START Task inputs

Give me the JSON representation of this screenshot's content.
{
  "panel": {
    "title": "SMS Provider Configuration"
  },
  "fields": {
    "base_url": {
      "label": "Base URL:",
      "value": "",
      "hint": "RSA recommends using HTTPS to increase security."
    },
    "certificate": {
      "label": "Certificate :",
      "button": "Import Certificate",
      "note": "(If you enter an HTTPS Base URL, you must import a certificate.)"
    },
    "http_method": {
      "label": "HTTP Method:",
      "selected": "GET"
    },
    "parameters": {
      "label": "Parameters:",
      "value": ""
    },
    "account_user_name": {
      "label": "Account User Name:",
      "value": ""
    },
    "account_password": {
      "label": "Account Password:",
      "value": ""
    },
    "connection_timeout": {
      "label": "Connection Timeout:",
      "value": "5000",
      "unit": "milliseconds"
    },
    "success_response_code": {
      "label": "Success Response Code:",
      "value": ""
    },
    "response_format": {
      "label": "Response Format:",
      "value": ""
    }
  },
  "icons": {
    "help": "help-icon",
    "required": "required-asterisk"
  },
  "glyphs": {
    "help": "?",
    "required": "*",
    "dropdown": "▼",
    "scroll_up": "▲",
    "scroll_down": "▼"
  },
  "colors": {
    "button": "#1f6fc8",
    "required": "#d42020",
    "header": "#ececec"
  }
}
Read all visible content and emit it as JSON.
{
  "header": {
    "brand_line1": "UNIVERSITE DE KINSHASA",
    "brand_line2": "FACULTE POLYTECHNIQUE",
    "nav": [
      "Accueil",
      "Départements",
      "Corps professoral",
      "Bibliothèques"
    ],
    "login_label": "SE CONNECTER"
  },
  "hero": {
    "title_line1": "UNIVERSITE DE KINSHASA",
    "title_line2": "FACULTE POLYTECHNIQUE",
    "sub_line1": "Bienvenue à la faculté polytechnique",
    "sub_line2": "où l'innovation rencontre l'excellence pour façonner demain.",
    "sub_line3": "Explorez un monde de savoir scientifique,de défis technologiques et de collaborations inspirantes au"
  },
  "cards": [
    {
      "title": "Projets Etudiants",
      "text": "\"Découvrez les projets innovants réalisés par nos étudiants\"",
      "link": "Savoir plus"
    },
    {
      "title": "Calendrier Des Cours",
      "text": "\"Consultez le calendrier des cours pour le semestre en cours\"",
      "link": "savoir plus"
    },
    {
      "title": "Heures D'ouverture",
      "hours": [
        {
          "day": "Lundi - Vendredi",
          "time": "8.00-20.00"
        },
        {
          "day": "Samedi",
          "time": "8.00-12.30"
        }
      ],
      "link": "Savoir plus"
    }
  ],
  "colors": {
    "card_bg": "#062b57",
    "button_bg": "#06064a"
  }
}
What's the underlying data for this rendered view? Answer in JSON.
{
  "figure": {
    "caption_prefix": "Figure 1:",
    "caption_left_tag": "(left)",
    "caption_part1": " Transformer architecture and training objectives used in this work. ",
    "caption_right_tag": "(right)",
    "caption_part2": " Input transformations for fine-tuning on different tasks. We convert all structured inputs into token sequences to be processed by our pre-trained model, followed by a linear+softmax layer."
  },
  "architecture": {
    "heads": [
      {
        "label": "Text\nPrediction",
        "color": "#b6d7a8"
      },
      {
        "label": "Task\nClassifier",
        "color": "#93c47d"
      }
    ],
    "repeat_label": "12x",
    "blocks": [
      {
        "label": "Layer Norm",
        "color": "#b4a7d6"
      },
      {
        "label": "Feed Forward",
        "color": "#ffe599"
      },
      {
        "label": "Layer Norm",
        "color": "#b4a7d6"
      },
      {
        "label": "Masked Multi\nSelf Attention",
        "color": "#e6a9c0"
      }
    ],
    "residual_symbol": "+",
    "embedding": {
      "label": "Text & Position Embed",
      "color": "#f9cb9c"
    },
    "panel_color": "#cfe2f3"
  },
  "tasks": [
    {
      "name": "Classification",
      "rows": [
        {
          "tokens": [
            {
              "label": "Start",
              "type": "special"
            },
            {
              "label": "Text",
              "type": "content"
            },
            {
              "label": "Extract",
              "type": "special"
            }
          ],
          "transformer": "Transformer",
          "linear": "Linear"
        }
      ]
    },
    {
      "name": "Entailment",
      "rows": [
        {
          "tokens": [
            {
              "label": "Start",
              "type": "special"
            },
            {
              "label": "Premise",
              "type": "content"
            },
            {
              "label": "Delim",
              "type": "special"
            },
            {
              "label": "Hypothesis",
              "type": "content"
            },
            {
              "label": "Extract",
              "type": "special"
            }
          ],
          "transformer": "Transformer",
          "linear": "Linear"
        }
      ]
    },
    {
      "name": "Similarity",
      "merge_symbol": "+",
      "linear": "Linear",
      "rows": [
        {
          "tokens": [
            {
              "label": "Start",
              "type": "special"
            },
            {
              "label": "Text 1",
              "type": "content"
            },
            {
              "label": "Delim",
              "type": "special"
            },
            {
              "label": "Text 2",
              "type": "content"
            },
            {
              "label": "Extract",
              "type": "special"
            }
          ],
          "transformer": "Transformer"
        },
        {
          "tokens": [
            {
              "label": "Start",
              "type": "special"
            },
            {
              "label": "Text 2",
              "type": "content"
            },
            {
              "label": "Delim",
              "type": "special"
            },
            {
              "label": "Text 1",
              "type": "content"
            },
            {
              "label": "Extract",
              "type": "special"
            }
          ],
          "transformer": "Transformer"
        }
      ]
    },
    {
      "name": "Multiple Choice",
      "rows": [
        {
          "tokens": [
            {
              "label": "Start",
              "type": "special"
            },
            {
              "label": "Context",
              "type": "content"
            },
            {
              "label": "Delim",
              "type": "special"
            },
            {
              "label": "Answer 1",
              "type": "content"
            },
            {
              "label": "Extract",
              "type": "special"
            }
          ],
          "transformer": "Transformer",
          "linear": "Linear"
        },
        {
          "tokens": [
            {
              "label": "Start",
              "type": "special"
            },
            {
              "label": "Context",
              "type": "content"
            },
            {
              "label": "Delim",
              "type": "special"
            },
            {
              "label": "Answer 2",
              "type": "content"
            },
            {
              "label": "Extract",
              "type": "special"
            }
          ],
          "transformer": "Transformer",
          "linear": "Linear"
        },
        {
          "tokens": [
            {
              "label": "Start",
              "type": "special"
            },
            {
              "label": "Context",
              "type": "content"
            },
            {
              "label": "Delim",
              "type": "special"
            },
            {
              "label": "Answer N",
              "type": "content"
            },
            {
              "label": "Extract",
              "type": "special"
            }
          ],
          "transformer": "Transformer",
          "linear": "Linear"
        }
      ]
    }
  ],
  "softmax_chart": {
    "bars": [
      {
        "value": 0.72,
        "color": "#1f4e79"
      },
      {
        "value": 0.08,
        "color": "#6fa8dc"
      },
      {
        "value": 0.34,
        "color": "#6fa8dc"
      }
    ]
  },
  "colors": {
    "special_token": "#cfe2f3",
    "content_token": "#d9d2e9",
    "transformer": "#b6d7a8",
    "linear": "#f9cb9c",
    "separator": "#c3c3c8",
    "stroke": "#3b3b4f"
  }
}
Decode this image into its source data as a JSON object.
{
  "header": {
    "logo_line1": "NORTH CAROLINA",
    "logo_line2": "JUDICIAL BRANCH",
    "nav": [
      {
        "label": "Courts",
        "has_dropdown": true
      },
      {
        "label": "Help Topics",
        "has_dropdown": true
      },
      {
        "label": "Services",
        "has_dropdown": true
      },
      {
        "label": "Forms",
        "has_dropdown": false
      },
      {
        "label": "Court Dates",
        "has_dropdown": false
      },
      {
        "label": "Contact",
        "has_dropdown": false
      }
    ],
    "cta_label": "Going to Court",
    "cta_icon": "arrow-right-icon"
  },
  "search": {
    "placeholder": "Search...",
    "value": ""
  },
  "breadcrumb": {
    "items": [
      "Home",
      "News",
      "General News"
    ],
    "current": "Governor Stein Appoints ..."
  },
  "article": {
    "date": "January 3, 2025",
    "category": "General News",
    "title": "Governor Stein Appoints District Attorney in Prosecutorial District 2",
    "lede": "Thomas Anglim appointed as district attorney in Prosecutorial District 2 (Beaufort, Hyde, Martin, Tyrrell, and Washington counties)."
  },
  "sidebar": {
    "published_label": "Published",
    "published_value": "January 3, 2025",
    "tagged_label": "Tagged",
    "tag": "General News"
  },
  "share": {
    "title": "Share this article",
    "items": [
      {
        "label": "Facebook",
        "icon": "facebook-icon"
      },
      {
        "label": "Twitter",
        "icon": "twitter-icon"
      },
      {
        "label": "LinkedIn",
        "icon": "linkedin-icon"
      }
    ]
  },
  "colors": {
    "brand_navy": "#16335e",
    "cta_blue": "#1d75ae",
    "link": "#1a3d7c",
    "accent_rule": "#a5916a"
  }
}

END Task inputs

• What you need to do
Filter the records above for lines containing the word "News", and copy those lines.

• Task result
      "News",
      "General News"
    "category": "General News",
    "tag": "General News"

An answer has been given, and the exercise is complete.